Two Men Charged With $983,000 Investment Fraud Scheme
ROCKFORD — A Rockford man and a California man were indicted today by a federal grand jury in Rockford on fraud charges. TODD C. SMITH, 46, of Rockford, was charged with seven counts of mail fraud and ten counts of wire fraud, and TRAVIS OLIVER, 36, of Tremecula, Cal., was charged with eight counts of mail fraud and fifteen counts of wire fraud, in connection with a scheme to defraud investors by falsely representing to investors that their investments in Electus Asset Holdings were guaranteed, fraudulently obtaining more than $983,000 from the investors.
According to the indictment, Oliver was sole managing member of Electus Asset Holdings, and both Oliver and Smith solicited individuals to invest in Electus Asset Holdings, engaging in a scheme from Feb. 13, 2009, to at least March 2012, to defaud investors. The indictment alleges the defendants falsely represented to the investors that their investments would be returned in one year, yielding a guaranteed rate of interest per month, and that the funds could be withdrawn at any time without penalty. However, it is alleged the defendants knew a large portion of the investors’ funds was used to pay personal and other expenses, such as commissions to the defendants, and to make interest and principal payments to other individuals who had invested money with Oliver prior to the formation of Electus Asset Holdings in January 2009, and that the remainder of the investors’ funds was placed in a non-guaranteed investment.

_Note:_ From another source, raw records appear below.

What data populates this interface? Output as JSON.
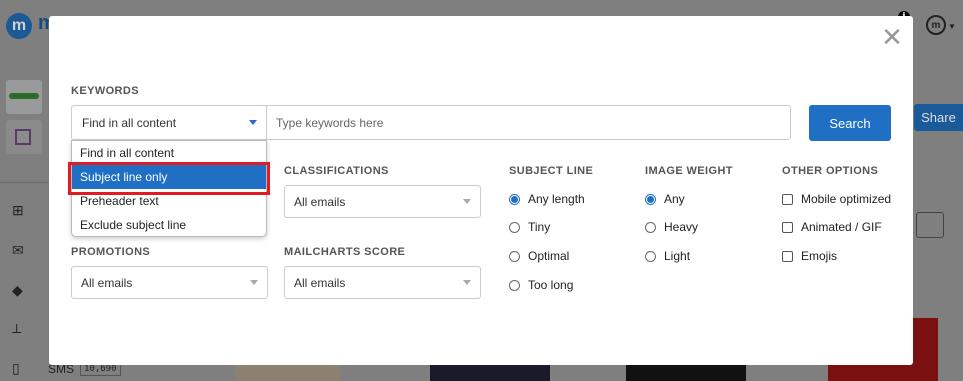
{
  "background": {
    "logo_letter": "m",
    "logo_text": "m",
    "info_icon": "info-icon",
    "user_letter": "m",
    "share_label": "Share",
    "sms_label": "SMS",
    "sms_count": "10,690"
  },
  "modal": {
    "close_symbol": "✕",
    "keywords": {
      "label": "KEYWORDS",
      "scope_selected": "Find in all content",
      "placeholder": "Type keywords here",
      "search_label": "Search",
      "scope_options": [
        "Find in all content",
        "Subject line only",
        "Preheader text",
        "Exclude subject line"
      ],
      "highlighted_option": "Subject line only"
    },
    "classifications": {
      "label": "CLASSIFICATIONS",
      "value": "All emails"
    },
    "promotions": {
      "label": "PROMOTIONS",
      "value": "All emails"
    },
    "mailcharts_score": {
      "label": "MAILCHARTS SCORE",
      "value": "All emails"
    },
    "subject_line": {
      "label": "SUBJECT LINE",
      "options": [
        "Any length",
        "Tiny",
        "Optimal",
        "Too long"
      ],
      "selected": "Any length"
    },
    "image_weight": {
      "label": "IMAGE WEIGHT",
      "options": [
        "Any",
        "Heavy",
        "Light"
      ],
      "selected": "Any"
    },
    "other_options": {
      "label": "OTHER OPTIONS",
      "options": [
        "Mobile optimized",
        "Animated / GIF",
        "Emojis"
      ]
    }
  },
  "colors": {
    "accent": "#1f6fc5",
    "highlight": "#e01b24"
  }
}
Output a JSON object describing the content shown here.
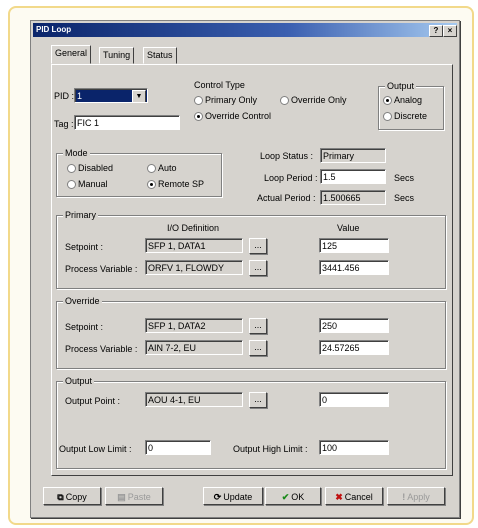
{
  "window": {
    "title": "PID Loop",
    "help_btn": "?",
    "close_btn": "×"
  },
  "tabs": [
    "General",
    "Tuning",
    "Status"
  ],
  "pid": {
    "label": "PID :",
    "value": "1"
  },
  "tag": {
    "label": "Tag :",
    "value": "FIC 1"
  },
  "control_type": {
    "caption": "Control Type",
    "options": [
      "Primary Only",
      "Override Only",
      "Override Control"
    ],
    "selected": "Override Control"
  },
  "output_type": {
    "caption": "Output",
    "options": [
      "Analog",
      "Discrete"
    ],
    "selected": "Analog"
  },
  "mode": {
    "caption": "Mode",
    "options": [
      "Disabled",
      "Auto",
      "Manual",
      "Remote SP"
    ],
    "selected": "Remote SP"
  },
  "loop_status": {
    "label": "Loop Status :",
    "value": "Primary"
  },
  "loop_period": {
    "label": "Loop Period :",
    "value": "1.5",
    "unit": "Secs"
  },
  "actual_period": {
    "label": "Actual Period :",
    "value": "1.500665",
    "unit": "Secs"
  },
  "primary": {
    "caption": "Primary",
    "col_def": "I/O Definition",
    "col_value": "Value",
    "setpoint": {
      "label": "Setpoint :",
      "io": "SFP 1, DATA1",
      "value": "125"
    },
    "process": {
      "label": "Process Variable :",
      "io": "ORFV 1, FLOWDY",
      "value": "3441.456"
    }
  },
  "override": {
    "caption": "Override",
    "setpoint": {
      "label": "Setpoint :",
      "io": "SFP 1, DATA2",
      "value": "250"
    },
    "process": {
      "label": "Process Variable :",
      "io": "AIN 7-2, EU",
      "value": "24.57265"
    }
  },
  "output": {
    "caption": "Output",
    "point": {
      "label": "Output Point :",
      "io": "AOU 4-1, EU",
      "value": "0"
    },
    "low": {
      "label": "Output Low Limit :",
      "value": "0"
    },
    "high": {
      "label": "Output High Limit :",
      "value": "100"
    }
  },
  "browse_label": "...",
  "buttons": {
    "copy": "Copy",
    "paste": "Paste",
    "update": "Update",
    "ok": "OK",
    "cancel": "Cancel",
    "apply": "Apply"
  }
}
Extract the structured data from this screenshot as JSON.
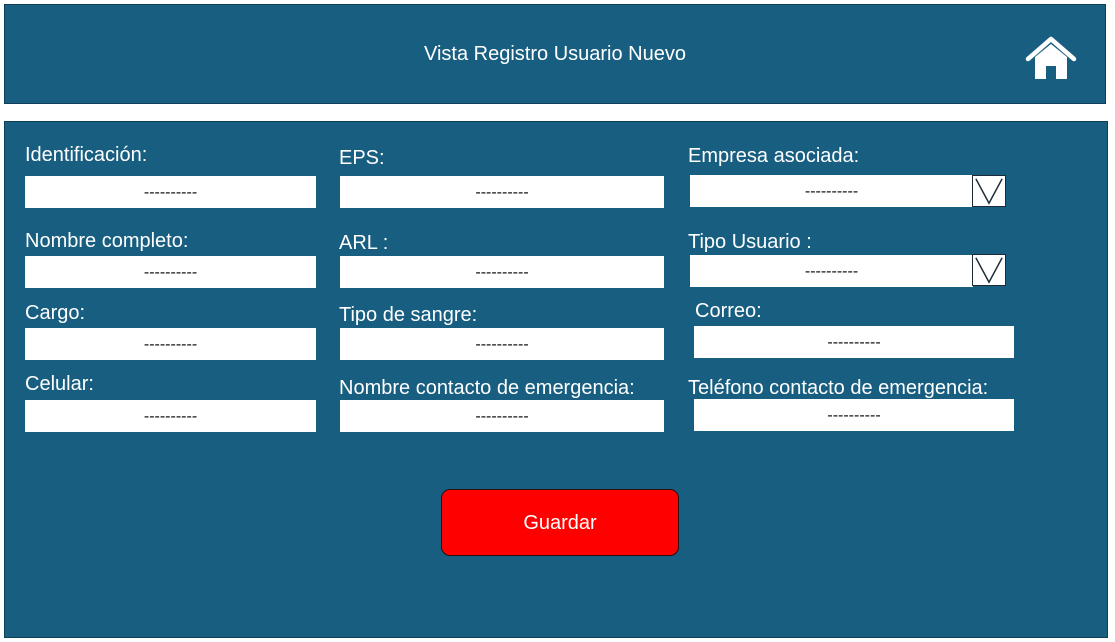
{
  "header": {
    "title": "Vista Registro Usuario Nuevo"
  },
  "form": {
    "identificacion": {
      "label": "Identificación:",
      "value": "----------"
    },
    "nombre_completo": {
      "label": "Nombre completo:",
      "value": "----------"
    },
    "cargo": {
      "label": "Cargo:",
      "value": "----------"
    },
    "celular": {
      "label": "Celular:",
      "value": "----------"
    },
    "eps": {
      "label": "EPS:",
      "value": "----------"
    },
    "arl": {
      "label": "ARL :",
      "value": "----------"
    },
    "tipo_sangre": {
      "label": "Tipo de sangre:",
      "value": "----------"
    },
    "nombre_contacto": {
      "label": "Nombre contacto de emergencia:",
      "value": "----------"
    },
    "empresa": {
      "label": "Empresa asociada:",
      "value": "----------"
    },
    "tipo_usuario": {
      "label": "Tipo Usuario :",
      "value": "----------"
    },
    "correo": {
      "label": "Correo:",
      "value": "----------"
    },
    "telefono_contacto": {
      "label": "Teléfono contacto de emergencia:",
      "value": "----------"
    }
  },
  "actions": {
    "save_label": "Guardar"
  },
  "icons": {
    "home": "home-icon",
    "dropdown": "chevron-down-icon"
  },
  "colors": {
    "background": "#185e80",
    "save_button": "#ff0000",
    "text": "#ffffff"
  }
}
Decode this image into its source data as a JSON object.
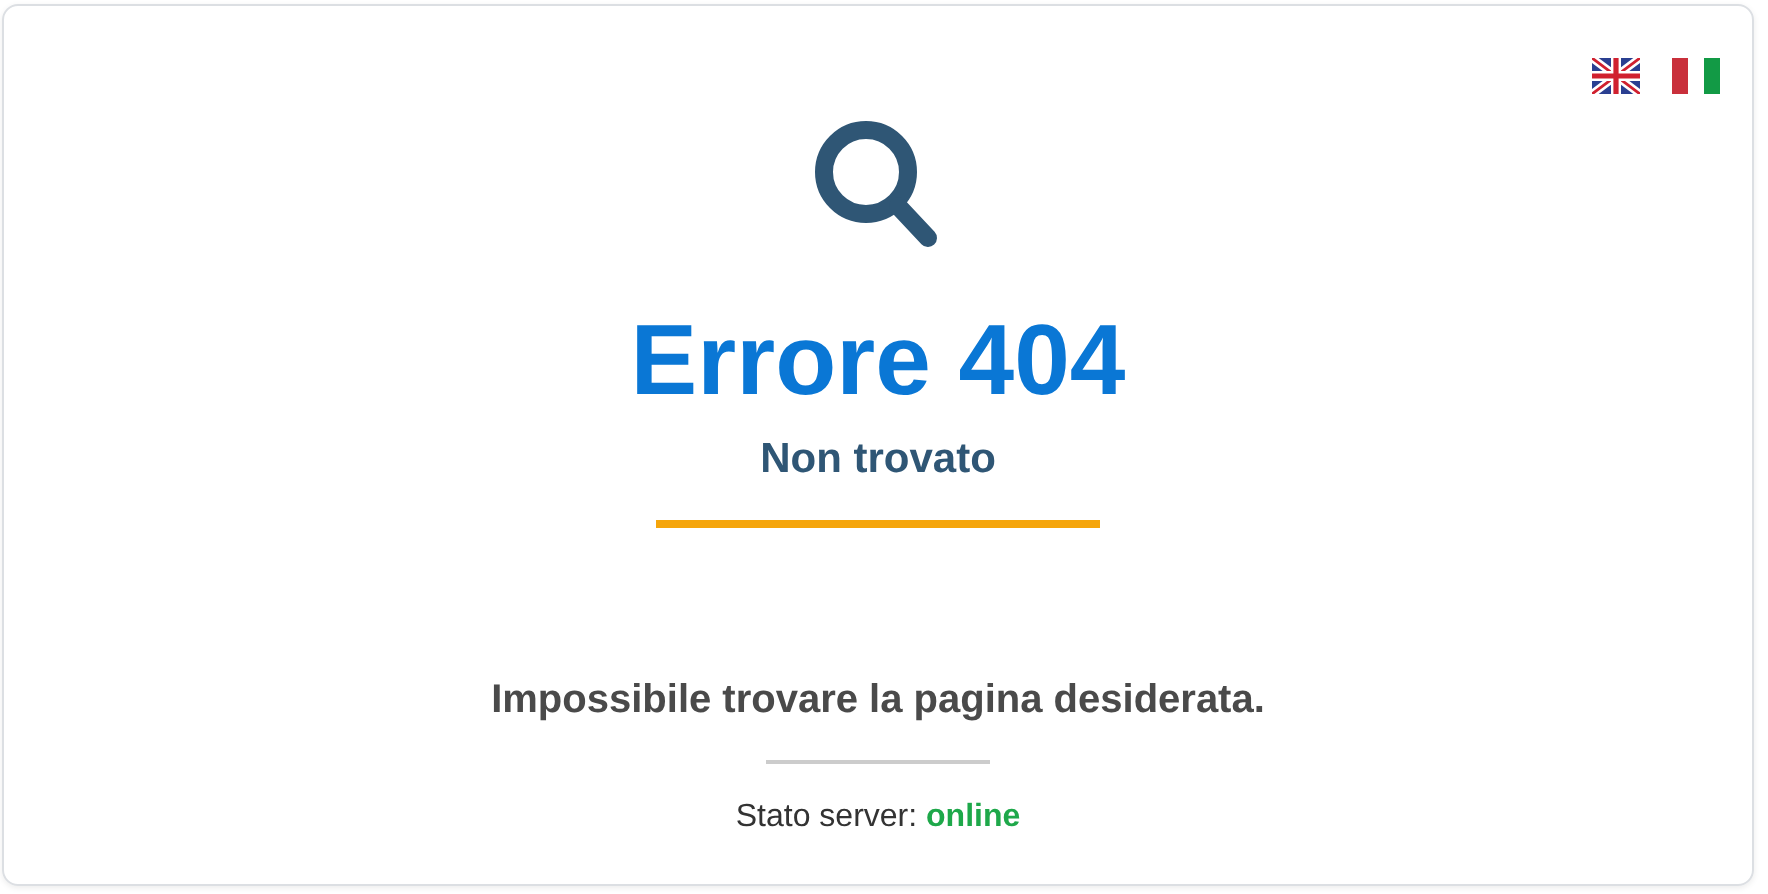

It is further alleged that in order to conceal their false promises and misrepresentations, and prevent the investors from demanding the return of their principal, defendants used funds from new investors to pay interest and principal owed to prior investors. The indictment also charges that defendants mailed monthly statements and IRS 1099-INT forms to investors that falsely stated that the investors had earned interest on their investments, when defendants knew no interest had been earned on the investments.
The indictment alleges that when investors requested the return of their interest and principal, Oliver and Smith made false statements and promises to conceal the fact the investors’ money had been spent or lost in high risk investments, including that the investors’ checks were going to be issued shortly, that their checks were lost in the mail, and that the investors’ money was invested in company that was under investigation by the Federal Trade Commission and its assets had been frozen.
Each count of mail fraud and wire fraud carries a maximum penalty of 20 years in prison, and a maximum fine of $250,000, or an alternate fine totaling twice the loss or twice the gain derived from the offense, whichever is greater. If convicted, the Court must impose a reasonable sentence under the advisory United States Sentencing Guidelines, as well as restitution. If convicted, the Court must impose a reasonable sentence under federal sentencing statutes and the advisory United States Sentencing Guidelines.
The indictment was announced by Zachary T. Fardon, United States Attorney for the Northern District of Illinois; Robert J. Holley, Special Agent-in-Charge of the Chicago Office of Federal Bureau of Investigation; and Antonio Gomez, Postal Inspector-In-Charge of the Chicago Division of the U.S. Postal Inspection Service. The Illinois Secretary of State Securities Department assisted in the investigation.
The government is represented by Assistant U.S. Attorney Joseph C. Pedersen.
The public is reminded that an indictment is only a charge and is not evidence of guilt. The defendants are presumed innocent and are entitled to a fair trial at which the government has the burden of proving each defendant’s guilt beyond a reasonable doubt.